Top of PROVIDED RECORDS
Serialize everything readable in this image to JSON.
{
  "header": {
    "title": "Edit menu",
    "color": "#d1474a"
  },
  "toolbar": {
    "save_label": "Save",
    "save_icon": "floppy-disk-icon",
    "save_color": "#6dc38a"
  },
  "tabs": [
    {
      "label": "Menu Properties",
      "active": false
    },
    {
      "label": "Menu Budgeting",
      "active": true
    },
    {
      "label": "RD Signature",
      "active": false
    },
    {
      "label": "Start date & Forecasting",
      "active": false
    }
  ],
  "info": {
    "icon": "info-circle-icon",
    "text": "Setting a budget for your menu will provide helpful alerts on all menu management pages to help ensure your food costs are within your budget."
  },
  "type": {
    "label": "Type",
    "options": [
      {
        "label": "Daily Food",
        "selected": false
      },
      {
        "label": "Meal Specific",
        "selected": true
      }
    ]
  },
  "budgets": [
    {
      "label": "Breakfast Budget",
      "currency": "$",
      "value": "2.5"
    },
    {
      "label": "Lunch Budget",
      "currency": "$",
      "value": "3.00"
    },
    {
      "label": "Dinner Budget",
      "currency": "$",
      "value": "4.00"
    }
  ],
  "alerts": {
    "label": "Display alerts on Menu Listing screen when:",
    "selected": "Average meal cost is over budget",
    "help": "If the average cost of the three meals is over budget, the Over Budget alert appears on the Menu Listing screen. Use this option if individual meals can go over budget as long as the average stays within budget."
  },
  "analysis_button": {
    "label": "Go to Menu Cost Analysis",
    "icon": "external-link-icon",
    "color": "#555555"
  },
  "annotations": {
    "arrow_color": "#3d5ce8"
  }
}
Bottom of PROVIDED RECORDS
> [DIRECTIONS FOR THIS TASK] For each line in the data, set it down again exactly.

> [EXPECTED OUTPUT]
Serialize everything readable in this image to JSON.
{
  "header": {
    "title": "Edit menu",
    "color": "#d1474a"
  },
  "toolbar": {
    "save_label": "Save",
    "save_icon": "floppy-disk-icon",
    "save_color": "#6dc38a"
  },
  "tabs": [
    {
      "label": "Menu Properties",
      "active": false
    },
    {
      "label": "Menu Budgeting",
      "active": true
    },
    {
      "label": "RD Signature",
      "active": false
    },
    {
      "label": "Start date & Forecasting",
      "active": false
    }
  ],
  "info": {
    "icon": "info-circle-icon",
    "text": "Setting a budget for your menu will provide helpful alerts on all menu management pages to help ensure your food costs are within your budget."
  },
  "type": {
    "label": "Type",
    "options": [
      {
        "label": "Daily Food",
        "selected": false
      },
      {
        "label": "Meal Specific",
        "selected": true
      }
    ]
  },
  "budgets": [
    {
      "label": "Breakfast Budget",
      "currency": "$",
      "value": "2.5"
    },
    {
      "label": "Lunch Budget",
      "currency": "$",
      "value": "3.00"
    },
    {
      "label": "Dinner Budget",
      "currency": "$",
      "value": "4.00"
    }
  ],
  "alerts": {
    "label": "Display alerts on Menu Listing screen when:",
    "selected": "Average meal cost is over budget",
    "help": "If the average cost of the three meals is over budget, the Over Budget alert appears on the Menu Listing screen. Use this option if individual meals can go over budget as long as the average stays within budget."
  },
  "analysis_button": {
    "label": "Go to Menu Cost Analysis",
    "icon": "external-link-icon",
    "color": "#555555"
  },
  "annotations": {
    "arrow_color": "#3d5ce8"
  }
}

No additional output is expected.